>>There was the Turkish Airways DC-10 out of Paris, and the UAL at Sioux
>>City.  What was the third crash?
>I believe he's referring to AA 191 (Chicago; 1979), though I would
>disagree with that reference.  The engine separation damaged one of
>the hydraulic systems, which in turn caused the leading edge slats on
>the left wing, which unlike other designs lacked any sort of mechnical
>lock, to retract.  The non-redundant stall warning and slat disagree-
>ment systems were powered only by the engine which separated from the
>airframe, and thus the pilots were not aware of the asymmetric lift,
>nor of the left-wing stall, once they reduced airspeed in compliance
>with AA operational procedures.  With these warning systems intact,
>simulations showed that the plane was still flyable -- there was no
>total hydraulic failure and the flight controls were largely intact.

I would argue that the slats are considered a flight control, and that the
failure of the hydraulic system did, indeed, trigger a failure mode which
resulted in the crash of the airplane.  We can argue over a few knots,
but the fact is, those knots made a difference according to how McDonnell
Douglas designed the airplane to be flown, and how the FAA decided to
certify it.

Note that I'm not terribly focused on total hydraulic system failures.
It has undoubtedly happened on the 727, and others; however, we don't
hear about them because of mechanical redundancy.  What matters is control
system failure: and if the loss of one hydraulic system or all  hydraulic
systems directly contribute to a crash, that failure mode is what has to
be taken into account.

In the case of AAL 191, the sole changes to be implemented were a re-
evaluation of the use of forklifts to hoist engines, and the modification
of takeoff speeds--not any dramatic re-implementation of the slat actuation
mechanism.  The latter may have been sufficient to avert further tragedies;
we'll never know.
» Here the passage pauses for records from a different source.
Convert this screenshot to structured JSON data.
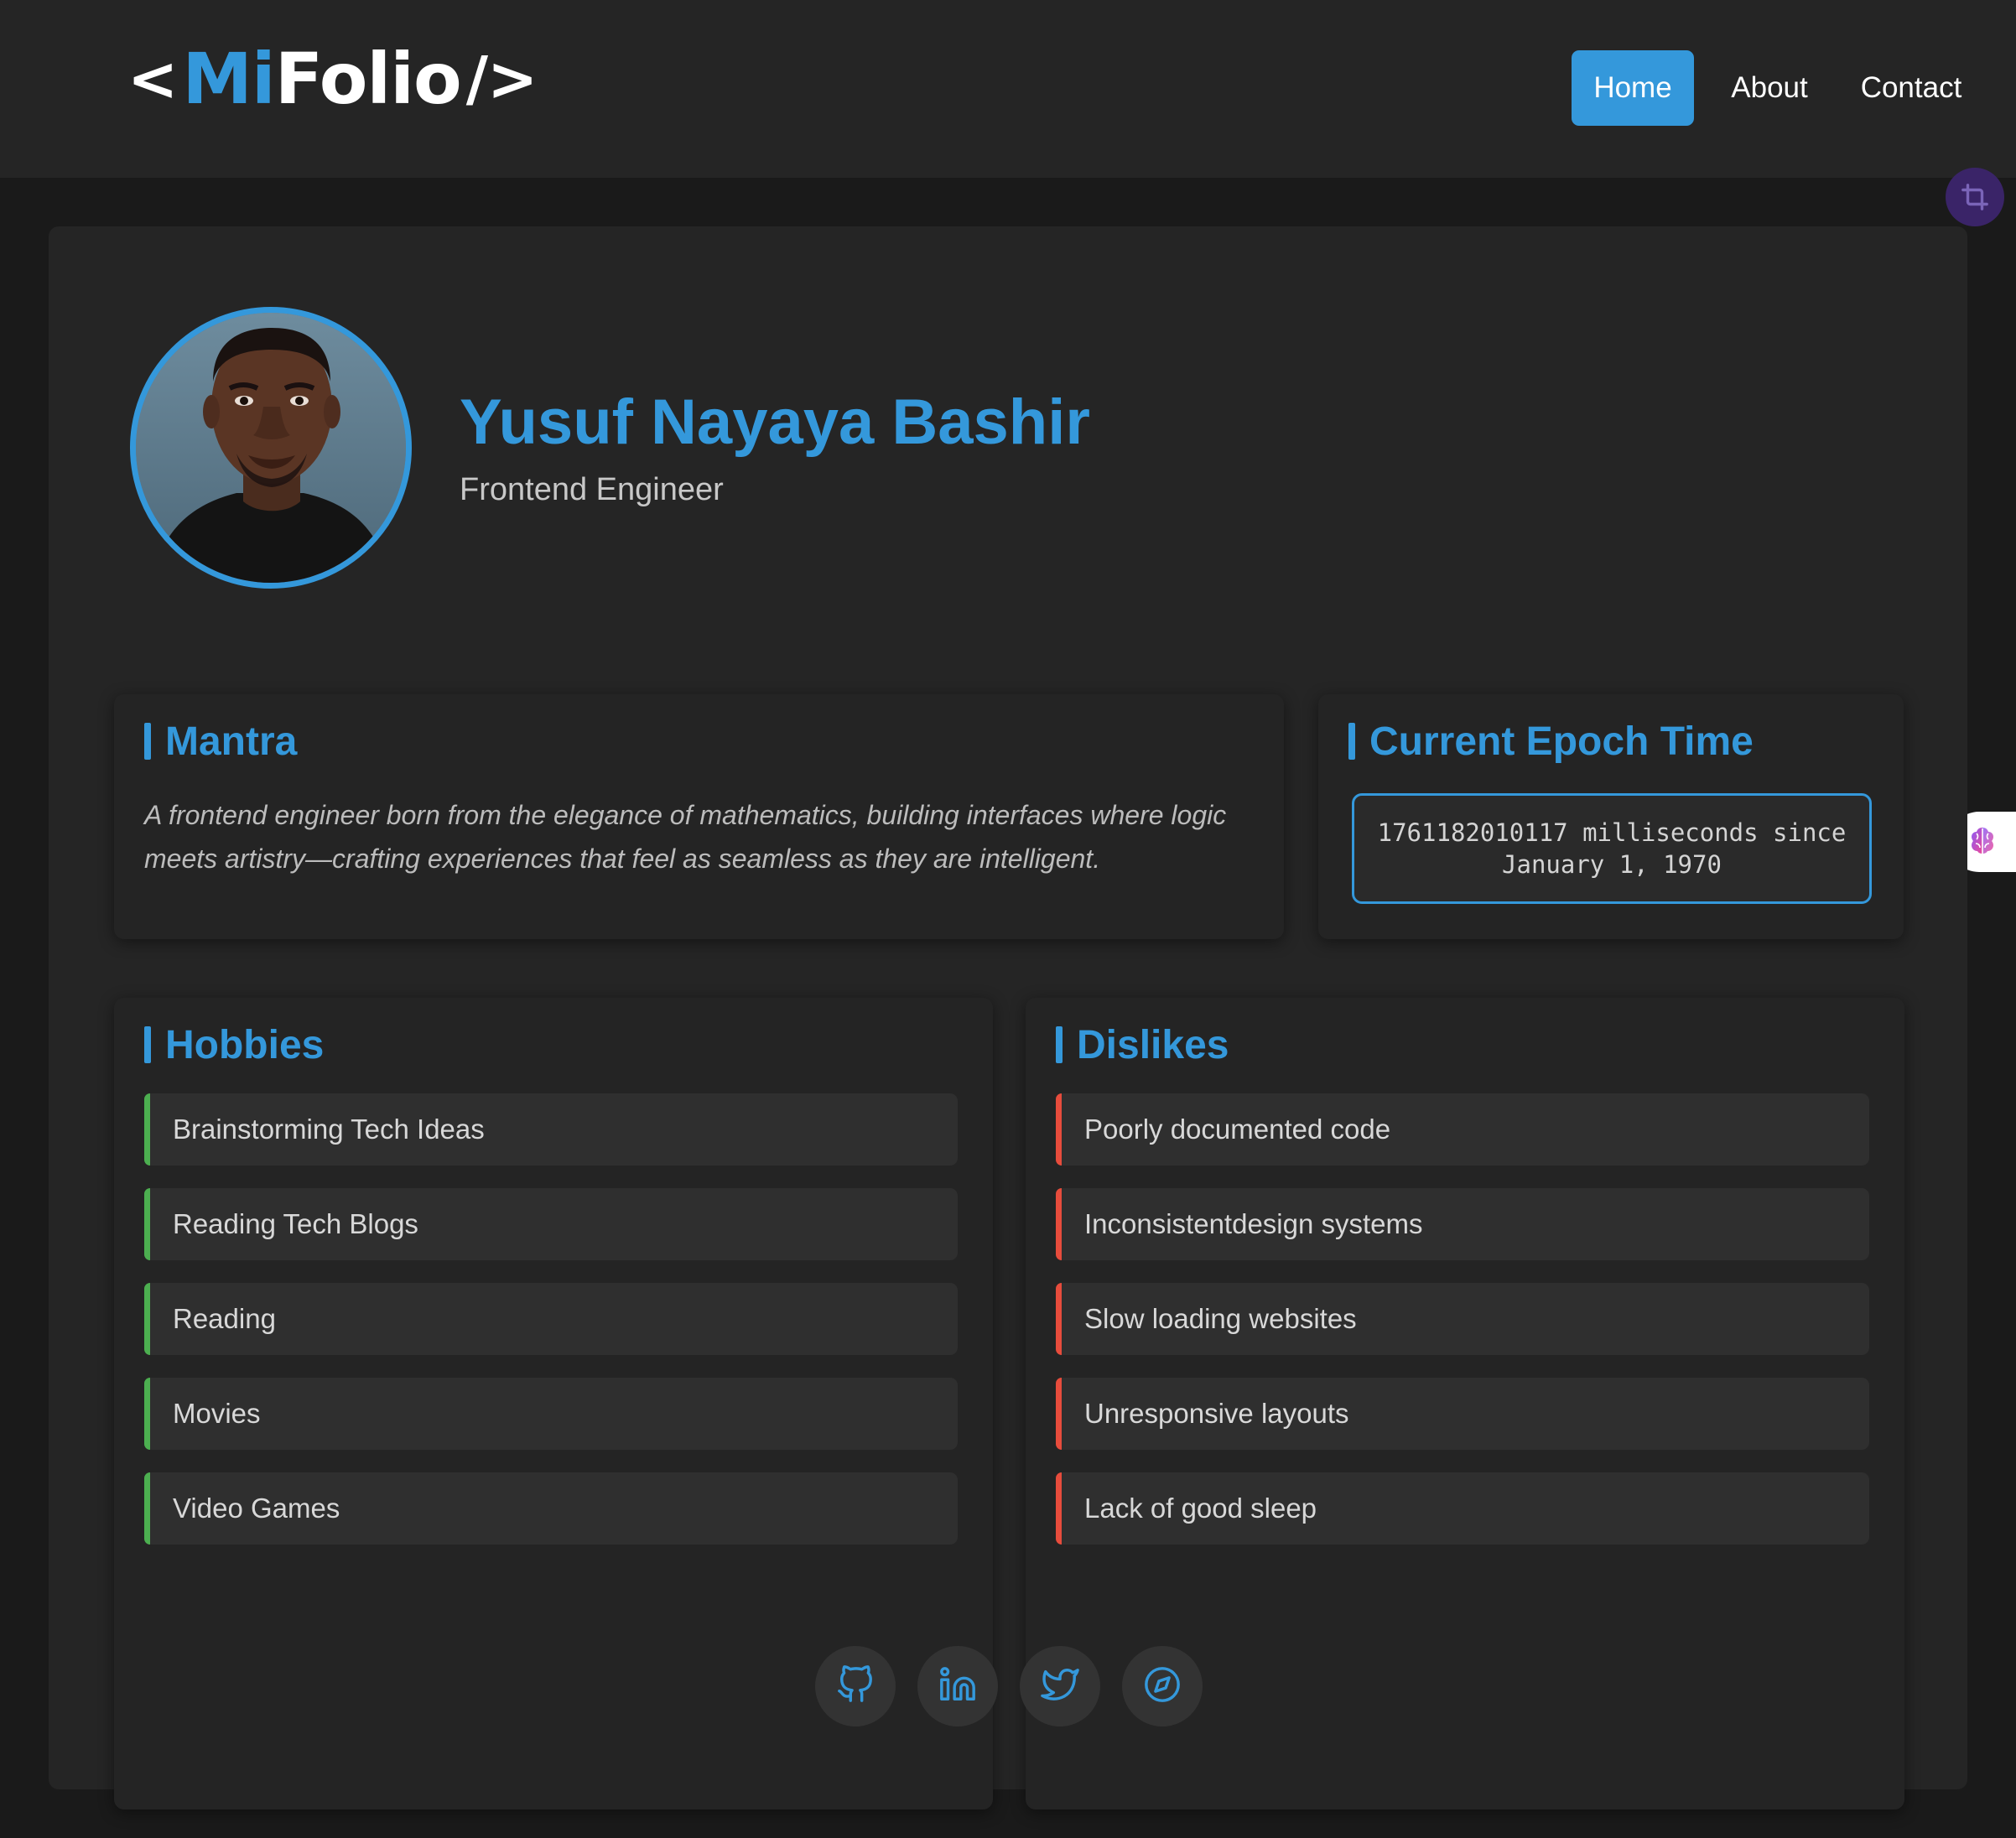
{
  "header": {
    "logo": {
      "open": "<",
      "mi": "Mi",
      "folio": "Folio",
      "close": "/>"
    },
    "nav": [
      {
        "label": "Home",
        "active": true
      },
      {
        "label": "About",
        "active": false
      },
      {
        "label": "Contact",
        "active": false
      }
    ]
  },
  "profile": {
    "name": "Yusuf Nayaya Bashir",
    "role": "Frontend Engineer"
  },
  "mantra": {
    "title": "Mantra",
    "text": "A frontend engineer born from the elegance of mathematics, building interfaces where logic meets artistry—crafting experiences that feel as seamless as they are intelligent."
  },
  "epoch": {
    "title": "Current Epoch Time",
    "line1": "1761182010117 milliseconds since",
    "line2": "January 1, 1970"
  },
  "hobbies": {
    "title": "Hobbies",
    "items": [
      "Brainstorming Tech Ideas",
      "Reading Tech Blogs",
      "Reading",
      "Movies",
      "Video Games"
    ]
  },
  "dislikes": {
    "title": "Dislikes",
    "items": [
      "Poorly documented code",
      "Inconsistentdesign systems",
      "Slow loading websites",
      "Unresponsive layouts",
      "Lack of good sleep"
    ]
  },
  "socials": [
    "github-icon",
    "linkedin-icon",
    "twitter-icon",
    "compass-icon"
  ],
  "colors": {
    "accent": "#3498db",
    "hobby_border": "#4caf50",
    "dislike_border": "#e74c3c",
    "background": "#1a1a1a",
    "surface": "#252525"
  }
}
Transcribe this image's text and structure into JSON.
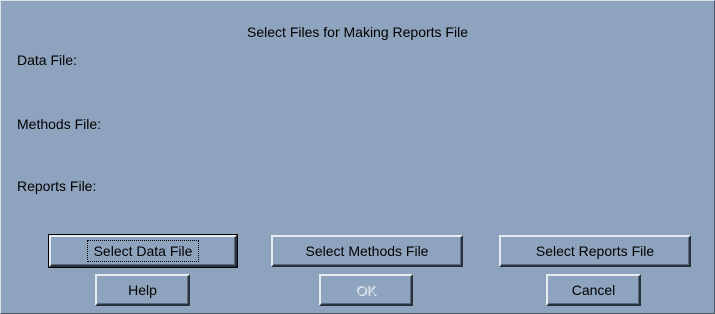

Robert Dorsett                         Moderator, sci.aeronautics.simulation